WHAT IS BEING ASKED
Please report every line in the entries that contains the string "Marlin".

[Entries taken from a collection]

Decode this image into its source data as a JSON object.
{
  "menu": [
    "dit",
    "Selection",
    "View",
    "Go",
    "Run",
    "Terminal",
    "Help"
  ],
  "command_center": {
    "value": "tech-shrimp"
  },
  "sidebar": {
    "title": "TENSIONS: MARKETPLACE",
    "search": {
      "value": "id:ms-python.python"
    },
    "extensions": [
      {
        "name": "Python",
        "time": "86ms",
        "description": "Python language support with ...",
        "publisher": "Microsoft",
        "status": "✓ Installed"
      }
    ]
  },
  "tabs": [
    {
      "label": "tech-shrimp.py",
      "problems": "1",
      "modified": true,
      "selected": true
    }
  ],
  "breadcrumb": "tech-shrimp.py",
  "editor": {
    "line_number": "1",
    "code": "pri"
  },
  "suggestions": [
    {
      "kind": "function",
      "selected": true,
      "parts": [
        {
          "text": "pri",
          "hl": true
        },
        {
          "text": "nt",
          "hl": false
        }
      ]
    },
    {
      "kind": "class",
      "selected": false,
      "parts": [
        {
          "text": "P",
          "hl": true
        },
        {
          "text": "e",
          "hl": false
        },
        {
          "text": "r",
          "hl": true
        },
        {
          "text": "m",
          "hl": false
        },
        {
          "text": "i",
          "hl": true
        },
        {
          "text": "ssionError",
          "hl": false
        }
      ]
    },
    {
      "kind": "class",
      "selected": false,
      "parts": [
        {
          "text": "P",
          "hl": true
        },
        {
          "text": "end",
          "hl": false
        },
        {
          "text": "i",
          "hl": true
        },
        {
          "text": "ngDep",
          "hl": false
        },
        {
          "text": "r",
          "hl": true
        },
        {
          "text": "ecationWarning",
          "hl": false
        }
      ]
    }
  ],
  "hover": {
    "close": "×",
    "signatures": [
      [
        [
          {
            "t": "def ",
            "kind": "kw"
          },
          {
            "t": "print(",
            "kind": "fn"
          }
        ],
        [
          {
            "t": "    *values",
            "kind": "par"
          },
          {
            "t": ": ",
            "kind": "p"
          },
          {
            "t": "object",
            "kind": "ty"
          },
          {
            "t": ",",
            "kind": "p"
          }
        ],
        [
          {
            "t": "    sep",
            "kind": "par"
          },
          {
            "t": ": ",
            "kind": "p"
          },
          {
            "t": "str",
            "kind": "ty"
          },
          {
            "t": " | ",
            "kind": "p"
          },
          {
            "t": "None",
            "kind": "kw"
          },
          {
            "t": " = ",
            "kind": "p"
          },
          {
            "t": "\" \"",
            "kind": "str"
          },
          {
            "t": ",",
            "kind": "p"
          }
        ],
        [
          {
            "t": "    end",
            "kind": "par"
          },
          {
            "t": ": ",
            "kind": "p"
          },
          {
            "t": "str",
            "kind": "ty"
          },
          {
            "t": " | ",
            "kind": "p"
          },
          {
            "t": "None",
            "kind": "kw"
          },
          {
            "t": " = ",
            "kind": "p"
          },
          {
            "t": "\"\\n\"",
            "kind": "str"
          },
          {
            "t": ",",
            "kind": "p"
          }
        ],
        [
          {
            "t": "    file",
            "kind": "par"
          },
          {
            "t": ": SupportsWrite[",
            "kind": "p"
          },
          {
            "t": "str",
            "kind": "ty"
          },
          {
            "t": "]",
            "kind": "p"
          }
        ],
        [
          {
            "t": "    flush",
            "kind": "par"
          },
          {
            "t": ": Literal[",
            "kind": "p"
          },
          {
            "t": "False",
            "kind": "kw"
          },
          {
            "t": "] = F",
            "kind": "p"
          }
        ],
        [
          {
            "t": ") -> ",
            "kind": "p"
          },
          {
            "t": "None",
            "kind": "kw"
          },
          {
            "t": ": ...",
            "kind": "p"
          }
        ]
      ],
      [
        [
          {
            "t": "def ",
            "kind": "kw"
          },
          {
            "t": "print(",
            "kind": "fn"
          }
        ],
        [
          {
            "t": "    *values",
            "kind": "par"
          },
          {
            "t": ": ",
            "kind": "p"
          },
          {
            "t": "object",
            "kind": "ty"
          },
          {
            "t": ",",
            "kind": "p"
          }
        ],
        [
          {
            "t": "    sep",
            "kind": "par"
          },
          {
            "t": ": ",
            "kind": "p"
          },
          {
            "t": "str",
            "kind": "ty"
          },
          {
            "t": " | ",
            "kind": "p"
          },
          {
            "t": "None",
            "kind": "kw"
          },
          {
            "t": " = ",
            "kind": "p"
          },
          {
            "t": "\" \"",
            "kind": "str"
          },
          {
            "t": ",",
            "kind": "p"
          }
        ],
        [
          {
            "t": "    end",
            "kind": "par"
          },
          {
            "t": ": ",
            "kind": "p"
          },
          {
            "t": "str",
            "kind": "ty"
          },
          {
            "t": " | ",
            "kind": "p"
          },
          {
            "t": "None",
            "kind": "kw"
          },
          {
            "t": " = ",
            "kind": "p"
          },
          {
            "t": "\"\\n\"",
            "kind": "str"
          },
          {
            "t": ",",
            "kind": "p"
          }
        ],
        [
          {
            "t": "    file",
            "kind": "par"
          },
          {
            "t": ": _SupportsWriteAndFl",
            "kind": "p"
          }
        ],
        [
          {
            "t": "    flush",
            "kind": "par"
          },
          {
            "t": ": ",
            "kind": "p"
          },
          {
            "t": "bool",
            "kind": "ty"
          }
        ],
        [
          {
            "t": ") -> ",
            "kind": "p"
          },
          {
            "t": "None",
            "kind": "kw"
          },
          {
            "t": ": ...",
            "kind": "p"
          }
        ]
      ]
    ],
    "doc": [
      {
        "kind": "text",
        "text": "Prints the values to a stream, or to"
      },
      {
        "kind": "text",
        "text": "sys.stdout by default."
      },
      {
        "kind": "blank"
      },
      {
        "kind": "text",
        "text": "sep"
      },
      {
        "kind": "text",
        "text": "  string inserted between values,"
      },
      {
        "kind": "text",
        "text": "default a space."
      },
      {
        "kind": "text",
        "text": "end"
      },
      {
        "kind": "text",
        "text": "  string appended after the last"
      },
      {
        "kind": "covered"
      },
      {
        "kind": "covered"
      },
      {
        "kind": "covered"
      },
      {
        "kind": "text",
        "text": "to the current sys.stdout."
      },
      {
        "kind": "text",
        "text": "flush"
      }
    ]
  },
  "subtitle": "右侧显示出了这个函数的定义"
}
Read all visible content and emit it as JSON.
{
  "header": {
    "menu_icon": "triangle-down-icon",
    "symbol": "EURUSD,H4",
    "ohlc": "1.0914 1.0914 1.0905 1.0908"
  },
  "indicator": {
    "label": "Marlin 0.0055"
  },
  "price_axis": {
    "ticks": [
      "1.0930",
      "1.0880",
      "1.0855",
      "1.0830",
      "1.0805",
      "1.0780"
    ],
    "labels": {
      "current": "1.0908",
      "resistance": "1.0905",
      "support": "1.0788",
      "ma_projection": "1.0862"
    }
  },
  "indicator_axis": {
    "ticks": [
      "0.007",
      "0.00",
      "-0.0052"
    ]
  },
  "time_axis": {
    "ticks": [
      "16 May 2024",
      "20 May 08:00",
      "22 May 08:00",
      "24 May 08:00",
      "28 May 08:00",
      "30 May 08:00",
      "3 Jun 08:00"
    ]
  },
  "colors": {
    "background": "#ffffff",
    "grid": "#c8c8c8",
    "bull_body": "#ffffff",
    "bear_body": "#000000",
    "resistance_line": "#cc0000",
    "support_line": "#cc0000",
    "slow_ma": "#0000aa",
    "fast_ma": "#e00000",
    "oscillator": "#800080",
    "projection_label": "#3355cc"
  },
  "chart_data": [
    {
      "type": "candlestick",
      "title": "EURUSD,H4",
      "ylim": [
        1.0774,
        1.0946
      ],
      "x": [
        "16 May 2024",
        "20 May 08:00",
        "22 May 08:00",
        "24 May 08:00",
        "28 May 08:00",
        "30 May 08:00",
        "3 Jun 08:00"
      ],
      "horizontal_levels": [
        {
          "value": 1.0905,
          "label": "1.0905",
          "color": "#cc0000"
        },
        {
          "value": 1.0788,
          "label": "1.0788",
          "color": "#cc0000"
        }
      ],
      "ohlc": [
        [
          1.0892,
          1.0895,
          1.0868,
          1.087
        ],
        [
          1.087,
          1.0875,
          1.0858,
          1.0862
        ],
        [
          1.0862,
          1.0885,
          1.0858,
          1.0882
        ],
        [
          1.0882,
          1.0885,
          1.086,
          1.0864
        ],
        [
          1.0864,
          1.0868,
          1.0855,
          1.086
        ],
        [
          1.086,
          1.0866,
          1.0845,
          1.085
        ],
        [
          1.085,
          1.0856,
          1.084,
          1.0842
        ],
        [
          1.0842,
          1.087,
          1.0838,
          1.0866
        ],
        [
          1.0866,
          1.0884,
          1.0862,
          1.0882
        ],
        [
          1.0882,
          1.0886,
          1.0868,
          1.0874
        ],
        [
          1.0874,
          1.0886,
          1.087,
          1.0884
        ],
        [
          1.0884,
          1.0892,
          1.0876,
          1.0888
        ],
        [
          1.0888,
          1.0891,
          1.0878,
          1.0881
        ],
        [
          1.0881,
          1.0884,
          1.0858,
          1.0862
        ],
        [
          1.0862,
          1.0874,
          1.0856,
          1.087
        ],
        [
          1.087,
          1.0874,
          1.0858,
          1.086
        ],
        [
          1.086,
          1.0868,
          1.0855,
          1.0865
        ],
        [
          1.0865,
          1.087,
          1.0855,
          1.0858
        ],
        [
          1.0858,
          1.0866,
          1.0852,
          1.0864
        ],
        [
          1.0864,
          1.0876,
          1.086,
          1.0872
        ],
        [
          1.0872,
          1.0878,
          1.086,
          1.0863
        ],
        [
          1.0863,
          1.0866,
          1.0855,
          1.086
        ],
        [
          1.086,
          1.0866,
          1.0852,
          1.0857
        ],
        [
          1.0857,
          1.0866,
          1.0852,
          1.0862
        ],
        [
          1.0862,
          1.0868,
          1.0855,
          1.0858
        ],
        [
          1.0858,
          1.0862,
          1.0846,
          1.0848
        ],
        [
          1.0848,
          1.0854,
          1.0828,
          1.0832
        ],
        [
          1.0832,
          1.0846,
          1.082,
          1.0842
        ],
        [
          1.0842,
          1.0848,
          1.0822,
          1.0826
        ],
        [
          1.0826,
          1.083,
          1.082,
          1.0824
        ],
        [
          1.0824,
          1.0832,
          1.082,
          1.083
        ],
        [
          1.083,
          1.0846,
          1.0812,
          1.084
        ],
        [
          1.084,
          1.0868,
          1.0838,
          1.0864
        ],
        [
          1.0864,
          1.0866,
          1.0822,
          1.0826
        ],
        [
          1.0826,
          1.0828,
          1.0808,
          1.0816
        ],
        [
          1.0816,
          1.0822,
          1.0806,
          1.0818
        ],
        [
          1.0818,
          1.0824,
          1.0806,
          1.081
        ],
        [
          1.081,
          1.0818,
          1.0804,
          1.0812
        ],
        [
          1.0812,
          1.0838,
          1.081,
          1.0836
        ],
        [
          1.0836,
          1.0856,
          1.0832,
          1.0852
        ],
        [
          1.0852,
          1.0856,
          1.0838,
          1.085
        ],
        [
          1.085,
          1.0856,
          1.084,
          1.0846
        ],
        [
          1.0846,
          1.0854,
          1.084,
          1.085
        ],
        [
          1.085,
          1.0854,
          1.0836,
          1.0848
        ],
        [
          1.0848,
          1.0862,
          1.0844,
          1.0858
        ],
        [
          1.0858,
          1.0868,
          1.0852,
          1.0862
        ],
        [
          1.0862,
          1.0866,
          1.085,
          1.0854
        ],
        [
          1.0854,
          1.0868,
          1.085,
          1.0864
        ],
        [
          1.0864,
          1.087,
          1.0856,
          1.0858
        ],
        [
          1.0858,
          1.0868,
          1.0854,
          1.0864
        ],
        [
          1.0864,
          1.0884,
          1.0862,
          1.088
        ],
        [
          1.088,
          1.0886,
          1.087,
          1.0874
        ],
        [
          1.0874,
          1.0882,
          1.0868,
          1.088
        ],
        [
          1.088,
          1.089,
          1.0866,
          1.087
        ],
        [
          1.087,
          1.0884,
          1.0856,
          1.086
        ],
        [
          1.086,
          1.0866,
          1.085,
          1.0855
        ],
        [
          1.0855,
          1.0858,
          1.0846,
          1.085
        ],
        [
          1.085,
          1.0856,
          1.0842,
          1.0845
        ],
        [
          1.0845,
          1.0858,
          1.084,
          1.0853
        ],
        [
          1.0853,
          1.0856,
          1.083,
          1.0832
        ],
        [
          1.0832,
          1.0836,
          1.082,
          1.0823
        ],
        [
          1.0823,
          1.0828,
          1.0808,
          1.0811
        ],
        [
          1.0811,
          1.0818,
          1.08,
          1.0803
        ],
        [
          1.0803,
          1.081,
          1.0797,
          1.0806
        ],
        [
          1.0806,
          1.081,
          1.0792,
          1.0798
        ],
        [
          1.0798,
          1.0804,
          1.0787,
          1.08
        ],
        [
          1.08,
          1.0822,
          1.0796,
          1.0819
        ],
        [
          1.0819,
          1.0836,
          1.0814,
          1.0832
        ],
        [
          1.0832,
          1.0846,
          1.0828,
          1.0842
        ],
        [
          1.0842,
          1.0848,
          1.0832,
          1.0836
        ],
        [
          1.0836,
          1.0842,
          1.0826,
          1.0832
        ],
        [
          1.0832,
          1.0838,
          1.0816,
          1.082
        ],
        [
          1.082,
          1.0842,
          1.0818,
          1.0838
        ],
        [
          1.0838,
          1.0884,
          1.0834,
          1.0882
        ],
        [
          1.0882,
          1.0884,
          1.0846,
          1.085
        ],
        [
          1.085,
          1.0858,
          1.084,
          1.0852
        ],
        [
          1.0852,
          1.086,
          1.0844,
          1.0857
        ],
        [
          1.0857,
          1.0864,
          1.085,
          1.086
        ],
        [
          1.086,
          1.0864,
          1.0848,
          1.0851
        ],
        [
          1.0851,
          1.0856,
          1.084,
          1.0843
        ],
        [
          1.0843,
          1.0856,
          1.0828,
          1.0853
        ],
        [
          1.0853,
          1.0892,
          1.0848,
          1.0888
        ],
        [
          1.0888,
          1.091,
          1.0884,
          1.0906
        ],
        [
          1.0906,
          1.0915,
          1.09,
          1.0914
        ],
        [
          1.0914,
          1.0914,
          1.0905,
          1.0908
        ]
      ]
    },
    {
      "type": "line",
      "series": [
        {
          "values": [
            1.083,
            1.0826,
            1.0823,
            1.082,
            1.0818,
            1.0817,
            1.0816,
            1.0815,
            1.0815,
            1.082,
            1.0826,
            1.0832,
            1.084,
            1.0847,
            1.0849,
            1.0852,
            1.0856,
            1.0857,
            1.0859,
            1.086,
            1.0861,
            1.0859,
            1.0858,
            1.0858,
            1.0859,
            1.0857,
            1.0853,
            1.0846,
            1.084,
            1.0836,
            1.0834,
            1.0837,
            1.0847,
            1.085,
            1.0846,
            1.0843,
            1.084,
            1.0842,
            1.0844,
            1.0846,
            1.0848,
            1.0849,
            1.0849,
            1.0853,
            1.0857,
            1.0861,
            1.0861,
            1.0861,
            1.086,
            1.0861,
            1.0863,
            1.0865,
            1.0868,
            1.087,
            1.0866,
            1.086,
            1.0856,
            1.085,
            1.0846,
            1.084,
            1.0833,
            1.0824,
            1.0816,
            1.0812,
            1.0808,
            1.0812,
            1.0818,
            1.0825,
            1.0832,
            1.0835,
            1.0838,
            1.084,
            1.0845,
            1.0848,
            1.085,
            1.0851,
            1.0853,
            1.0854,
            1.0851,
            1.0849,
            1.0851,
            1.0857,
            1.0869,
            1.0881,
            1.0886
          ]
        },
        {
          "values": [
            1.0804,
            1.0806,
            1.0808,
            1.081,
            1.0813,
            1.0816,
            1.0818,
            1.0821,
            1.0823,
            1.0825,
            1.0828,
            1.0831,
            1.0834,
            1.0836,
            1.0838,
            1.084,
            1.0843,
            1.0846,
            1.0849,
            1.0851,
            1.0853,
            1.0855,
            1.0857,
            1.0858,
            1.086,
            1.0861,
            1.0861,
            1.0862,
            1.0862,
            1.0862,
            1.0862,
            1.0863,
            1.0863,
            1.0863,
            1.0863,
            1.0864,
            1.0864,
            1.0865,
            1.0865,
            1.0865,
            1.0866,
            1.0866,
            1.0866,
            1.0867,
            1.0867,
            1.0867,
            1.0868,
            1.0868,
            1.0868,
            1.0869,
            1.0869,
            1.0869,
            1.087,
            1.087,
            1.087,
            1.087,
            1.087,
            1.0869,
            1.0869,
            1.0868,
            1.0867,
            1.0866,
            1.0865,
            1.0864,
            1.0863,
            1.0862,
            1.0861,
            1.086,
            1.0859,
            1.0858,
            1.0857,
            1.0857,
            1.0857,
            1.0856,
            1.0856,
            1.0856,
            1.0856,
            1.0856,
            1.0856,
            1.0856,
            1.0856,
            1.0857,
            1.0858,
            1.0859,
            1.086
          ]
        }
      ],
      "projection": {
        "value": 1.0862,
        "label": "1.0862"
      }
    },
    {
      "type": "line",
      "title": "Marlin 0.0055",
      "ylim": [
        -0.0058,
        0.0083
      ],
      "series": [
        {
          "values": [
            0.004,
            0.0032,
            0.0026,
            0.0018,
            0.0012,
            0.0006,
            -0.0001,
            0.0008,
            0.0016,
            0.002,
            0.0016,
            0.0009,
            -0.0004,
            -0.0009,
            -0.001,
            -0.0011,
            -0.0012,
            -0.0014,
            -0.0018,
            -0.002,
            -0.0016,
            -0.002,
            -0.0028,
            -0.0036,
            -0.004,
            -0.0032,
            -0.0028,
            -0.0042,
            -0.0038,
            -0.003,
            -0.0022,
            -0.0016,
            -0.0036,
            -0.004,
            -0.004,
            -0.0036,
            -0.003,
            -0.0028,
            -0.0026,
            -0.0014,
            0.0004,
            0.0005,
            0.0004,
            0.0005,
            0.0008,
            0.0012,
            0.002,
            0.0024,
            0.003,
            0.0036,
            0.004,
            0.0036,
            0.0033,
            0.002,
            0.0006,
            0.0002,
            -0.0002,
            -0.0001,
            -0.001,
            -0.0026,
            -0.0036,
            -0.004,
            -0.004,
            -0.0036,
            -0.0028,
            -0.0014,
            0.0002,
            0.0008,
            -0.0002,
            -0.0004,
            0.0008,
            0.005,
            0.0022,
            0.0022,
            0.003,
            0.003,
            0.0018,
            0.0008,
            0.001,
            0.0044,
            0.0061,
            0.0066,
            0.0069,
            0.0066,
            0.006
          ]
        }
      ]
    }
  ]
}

SOLUTION TO THIS EXERCISE
    "label": "Marlin 0.0055"
      "title": "Marlin 0.0055",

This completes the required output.